"They were posing this question to trap Him, so that they could have something to accuse Him of." —John 8:6

Jesus saved an adulteress from being executed (Jn 8:1ff). He made sure that justice was not done. In doing this, He did nothing for the victims of the adulteress' sin-crime. Jesus seems to have disregarded the broken hearts of the spouse or spouses cheated on, the disturbed and confused families traumatized by the adultery, and the moral climate of that society further warped by sin. Jesus' mercy to the adulteress seems unjust to and even merciless to her victims.

However, shortly afterward, Jesus was in agony the night before His crucifixion. Here Jesus assured justice and mercy for all victims by deciding to atone for all sins, heal all broken hearts, restore all families, and transform all human societies. Jesus, by becoming the ultimate Victim on Calvary, gave justice and mercy, love and life to all the victims and victimizers — to all the innocent victims and guilty ones.

Victims and victimizers, give your lives to Jesus, the Victim-Victor, and share in His victory.

Prayer:  Father, may I "know Christ and the power flowing from His resurrection; likewise to know how to share in His sufferings by being formed into the pattern of His death" (Phil 3:10).

Promise:  "See, I am doing something new! Now it springs forth, do you not perceive it?" —Is 43:19

Praise:  Praise and honor to You, Lord Jesus Christ! Praise You crucified and risen!

Nihil Obstat:  Reverend Robert L. Hagedorn, July 26, 1997

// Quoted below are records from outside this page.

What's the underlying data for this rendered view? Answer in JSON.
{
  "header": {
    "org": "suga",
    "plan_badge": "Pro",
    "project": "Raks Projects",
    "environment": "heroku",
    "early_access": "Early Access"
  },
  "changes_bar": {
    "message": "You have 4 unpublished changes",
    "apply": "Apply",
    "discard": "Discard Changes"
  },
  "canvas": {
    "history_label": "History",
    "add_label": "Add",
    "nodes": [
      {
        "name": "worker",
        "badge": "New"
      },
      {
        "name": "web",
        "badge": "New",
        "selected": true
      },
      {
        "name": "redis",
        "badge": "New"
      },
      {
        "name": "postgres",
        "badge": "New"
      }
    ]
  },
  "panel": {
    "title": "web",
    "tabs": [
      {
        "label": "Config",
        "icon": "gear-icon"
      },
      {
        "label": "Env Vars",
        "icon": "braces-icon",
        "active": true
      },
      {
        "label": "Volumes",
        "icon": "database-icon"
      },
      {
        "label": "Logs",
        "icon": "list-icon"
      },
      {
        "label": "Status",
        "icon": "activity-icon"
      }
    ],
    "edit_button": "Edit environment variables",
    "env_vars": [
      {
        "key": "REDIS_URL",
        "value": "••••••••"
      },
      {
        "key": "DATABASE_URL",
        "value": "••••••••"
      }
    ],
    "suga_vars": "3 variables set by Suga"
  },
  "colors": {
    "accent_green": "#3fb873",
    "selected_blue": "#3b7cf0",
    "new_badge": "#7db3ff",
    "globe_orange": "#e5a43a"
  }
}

Imprimatur:  †Most Reverend Carl K. Moeddel, Vicar General and Auxiliary Bishop of the Archdiocese of Cincinnati, July 29, 1997